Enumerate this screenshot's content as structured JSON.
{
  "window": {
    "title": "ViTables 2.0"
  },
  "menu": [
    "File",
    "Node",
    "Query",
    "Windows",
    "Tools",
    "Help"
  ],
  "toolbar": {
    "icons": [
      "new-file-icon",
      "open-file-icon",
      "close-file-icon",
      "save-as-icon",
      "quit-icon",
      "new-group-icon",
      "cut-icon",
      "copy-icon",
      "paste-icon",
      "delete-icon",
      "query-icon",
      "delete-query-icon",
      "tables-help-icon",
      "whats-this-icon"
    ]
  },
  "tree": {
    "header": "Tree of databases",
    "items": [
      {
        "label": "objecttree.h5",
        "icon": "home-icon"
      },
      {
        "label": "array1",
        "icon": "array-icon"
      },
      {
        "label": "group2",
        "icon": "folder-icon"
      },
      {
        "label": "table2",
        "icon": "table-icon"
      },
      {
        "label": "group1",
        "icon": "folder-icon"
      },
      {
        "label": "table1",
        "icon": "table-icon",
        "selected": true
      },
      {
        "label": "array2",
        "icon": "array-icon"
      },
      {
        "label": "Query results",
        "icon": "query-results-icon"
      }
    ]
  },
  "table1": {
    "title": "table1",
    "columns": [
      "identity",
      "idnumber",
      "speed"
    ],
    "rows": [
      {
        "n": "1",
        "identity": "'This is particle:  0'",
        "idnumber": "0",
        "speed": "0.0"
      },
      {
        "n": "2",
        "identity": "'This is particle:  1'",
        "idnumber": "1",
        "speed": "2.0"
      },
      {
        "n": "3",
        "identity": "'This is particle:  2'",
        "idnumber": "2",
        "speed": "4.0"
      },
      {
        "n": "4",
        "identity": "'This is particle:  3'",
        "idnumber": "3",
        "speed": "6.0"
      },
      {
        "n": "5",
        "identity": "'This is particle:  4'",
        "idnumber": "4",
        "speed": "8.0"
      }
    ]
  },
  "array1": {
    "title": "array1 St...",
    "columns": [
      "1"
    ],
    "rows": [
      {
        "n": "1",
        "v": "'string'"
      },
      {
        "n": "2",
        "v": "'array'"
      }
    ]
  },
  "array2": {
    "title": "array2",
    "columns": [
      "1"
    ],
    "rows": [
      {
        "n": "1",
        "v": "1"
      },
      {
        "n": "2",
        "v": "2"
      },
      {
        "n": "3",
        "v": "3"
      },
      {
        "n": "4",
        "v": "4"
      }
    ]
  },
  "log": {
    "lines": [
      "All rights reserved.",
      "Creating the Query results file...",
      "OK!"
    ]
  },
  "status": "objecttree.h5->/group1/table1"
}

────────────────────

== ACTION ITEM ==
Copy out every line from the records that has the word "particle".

== TASK RESPONSE ==
        "identity": "'This is particle:  0'",
        "identity": "'This is particle:  1'",
        "identity": "'This is particle:  2'",
        "identity": "'This is particle:  3'",
        "identity": "'This is particle:  4'",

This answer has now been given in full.